Segment Open
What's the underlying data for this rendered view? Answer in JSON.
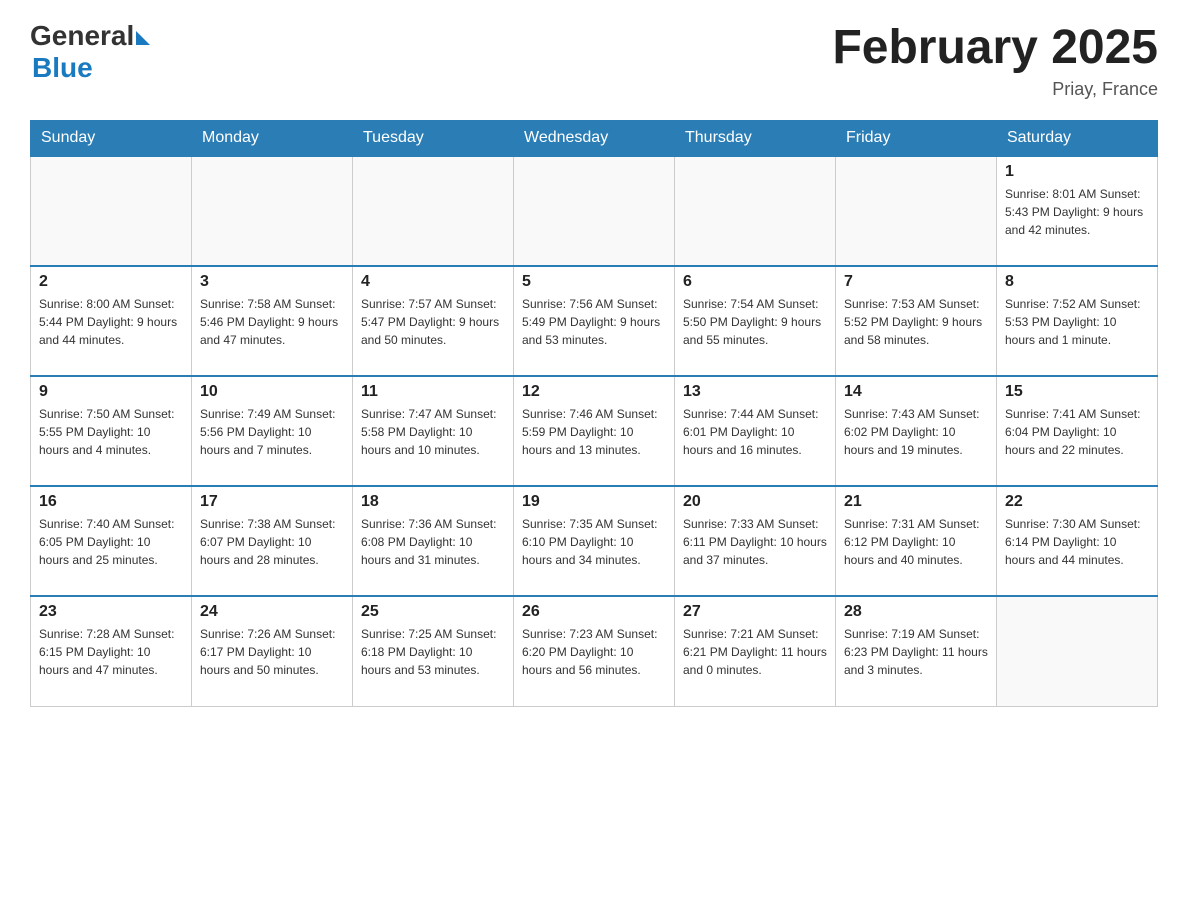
{
  "header": {
    "logo": {
      "general": "General",
      "blue": "Blue"
    },
    "title": "February 2025",
    "location": "Priay, France"
  },
  "days_of_week": [
    "Sunday",
    "Monday",
    "Tuesday",
    "Wednesday",
    "Thursday",
    "Friday",
    "Saturday"
  ],
  "weeks": [
    [
      {
        "day": "",
        "info": ""
      },
      {
        "day": "",
        "info": ""
      },
      {
        "day": "",
        "info": ""
      },
      {
        "day": "",
        "info": ""
      },
      {
        "day": "",
        "info": ""
      },
      {
        "day": "",
        "info": ""
      },
      {
        "day": "1",
        "info": "Sunrise: 8:01 AM\nSunset: 5:43 PM\nDaylight: 9 hours\nand 42 minutes."
      }
    ],
    [
      {
        "day": "2",
        "info": "Sunrise: 8:00 AM\nSunset: 5:44 PM\nDaylight: 9 hours\nand 44 minutes."
      },
      {
        "day": "3",
        "info": "Sunrise: 7:58 AM\nSunset: 5:46 PM\nDaylight: 9 hours\nand 47 minutes."
      },
      {
        "day": "4",
        "info": "Sunrise: 7:57 AM\nSunset: 5:47 PM\nDaylight: 9 hours\nand 50 minutes."
      },
      {
        "day": "5",
        "info": "Sunrise: 7:56 AM\nSunset: 5:49 PM\nDaylight: 9 hours\nand 53 minutes."
      },
      {
        "day": "6",
        "info": "Sunrise: 7:54 AM\nSunset: 5:50 PM\nDaylight: 9 hours\nand 55 minutes."
      },
      {
        "day": "7",
        "info": "Sunrise: 7:53 AM\nSunset: 5:52 PM\nDaylight: 9 hours\nand 58 minutes."
      },
      {
        "day": "8",
        "info": "Sunrise: 7:52 AM\nSunset: 5:53 PM\nDaylight: 10 hours\nand 1 minute."
      }
    ],
    [
      {
        "day": "9",
        "info": "Sunrise: 7:50 AM\nSunset: 5:55 PM\nDaylight: 10 hours\nand 4 minutes."
      },
      {
        "day": "10",
        "info": "Sunrise: 7:49 AM\nSunset: 5:56 PM\nDaylight: 10 hours\nand 7 minutes."
      },
      {
        "day": "11",
        "info": "Sunrise: 7:47 AM\nSunset: 5:58 PM\nDaylight: 10 hours\nand 10 minutes."
      },
      {
        "day": "12",
        "info": "Sunrise: 7:46 AM\nSunset: 5:59 PM\nDaylight: 10 hours\nand 13 minutes."
      },
      {
        "day": "13",
        "info": "Sunrise: 7:44 AM\nSunset: 6:01 PM\nDaylight: 10 hours\nand 16 minutes."
      },
      {
        "day": "14",
        "info": "Sunrise: 7:43 AM\nSunset: 6:02 PM\nDaylight: 10 hours\nand 19 minutes."
      },
      {
        "day": "15",
        "info": "Sunrise: 7:41 AM\nSunset: 6:04 PM\nDaylight: 10 hours\nand 22 minutes."
      }
    ],
    [
      {
        "day": "16",
        "info": "Sunrise: 7:40 AM\nSunset: 6:05 PM\nDaylight: 10 hours\nand 25 minutes."
      },
      {
        "day": "17",
        "info": "Sunrise: 7:38 AM\nSunset: 6:07 PM\nDaylight: 10 hours\nand 28 minutes."
      },
      {
        "day": "18",
        "info": "Sunrise: 7:36 AM\nSunset: 6:08 PM\nDaylight: 10 hours\nand 31 minutes."
      },
      {
        "day": "19",
        "info": "Sunrise: 7:35 AM\nSunset: 6:10 PM\nDaylight: 10 hours\nand 34 minutes."
      },
      {
        "day": "20",
        "info": "Sunrise: 7:33 AM\nSunset: 6:11 PM\nDaylight: 10 hours\nand 37 minutes."
      },
      {
        "day": "21",
        "info": "Sunrise: 7:31 AM\nSunset: 6:12 PM\nDaylight: 10 hours\nand 40 minutes."
      },
      {
        "day": "22",
        "info": "Sunrise: 7:30 AM\nSunset: 6:14 PM\nDaylight: 10 hours\nand 44 minutes."
      }
    ],
    [
      {
        "day": "23",
        "info": "Sunrise: 7:28 AM\nSunset: 6:15 PM\nDaylight: 10 hours\nand 47 minutes."
      },
      {
        "day": "24",
        "info": "Sunrise: 7:26 AM\nSunset: 6:17 PM\nDaylight: 10 hours\nand 50 minutes."
      },
      {
        "day": "25",
        "info": "Sunrise: 7:25 AM\nSunset: 6:18 PM\nDaylight: 10 hours\nand 53 minutes."
      },
      {
        "day": "26",
        "info": "Sunrise: 7:23 AM\nSunset: 6:20 PM\nDaylight: 10 hours\nand 56 minutes."
      },
      {
        "day": "27",
        "info": "Sunrise: 7:21 AM\nSunset: 6:21 PM\nDaylight: 11 hours\nand 0 minutes."
      },
      {
        "day": "28",
        "info": "Sunrise: 7:19 AM\nSunset: 6:23 PM\nDaylight: 11 hours\nand 3 minutes."
      },
      {
        "day": "",
        "info": ""
      }
    ]
  ]
}
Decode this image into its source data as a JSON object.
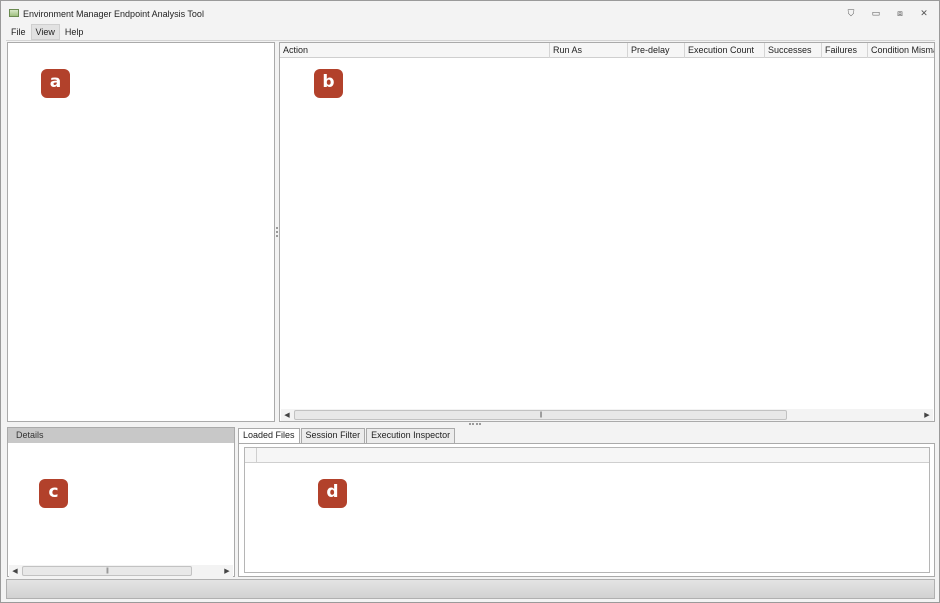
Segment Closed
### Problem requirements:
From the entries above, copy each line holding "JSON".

### Problem solution:
What's the underlying data for this rendered view? Answer in JSON.
Decode this image into its source data as a JSON object.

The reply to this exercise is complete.